"It is a major concern of ours that specific arrangements still have not been made for drug testing that complies with International Olympic Committee standards, in terms of labs and IOC-approved procedures," USOC President Robert Helmick told reporters after a meeting of the USOC.
The importing of qualified drug-testing equipment and personnel seems to be the most likely solution. One USOC representative estimated it could take Cuba two to four years to get its drug-testing personnel up to IOC standards.
The USOC met to hear presentations from representatives of the various sports federations on the state of the Cuban facilities for each sport.
"We are concerned about health and safety," Helmick said.
The USOC will make its concerns known to the IOC Executive Committee next week. The United States is one of 38 countries planning to compete in the 11th edition of the Pan American Games, scheduled for Aug. 3-18.
Mike Plant, chairman of the USOC Athletes Advisory Council and a former Olympic speedskater, toured the Havana facilities Nov. 9, along with former Olympic weightlifter Bruce Wilhelm and three-time gold medal winning swimmer Mary T. Meagher. Their report to the USOC was fairly positive.

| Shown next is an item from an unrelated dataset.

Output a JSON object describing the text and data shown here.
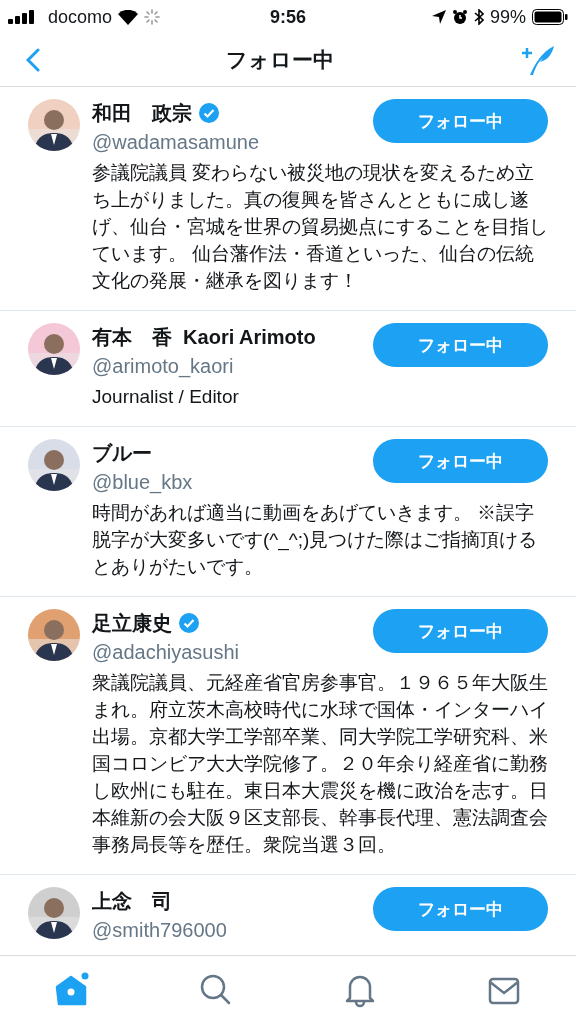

"We have some concerns about the state of the venues, housing, medical facilities and food," Plant said. "The facilities are modest and sparse, but we were told Cuba has spent about $70 million on them."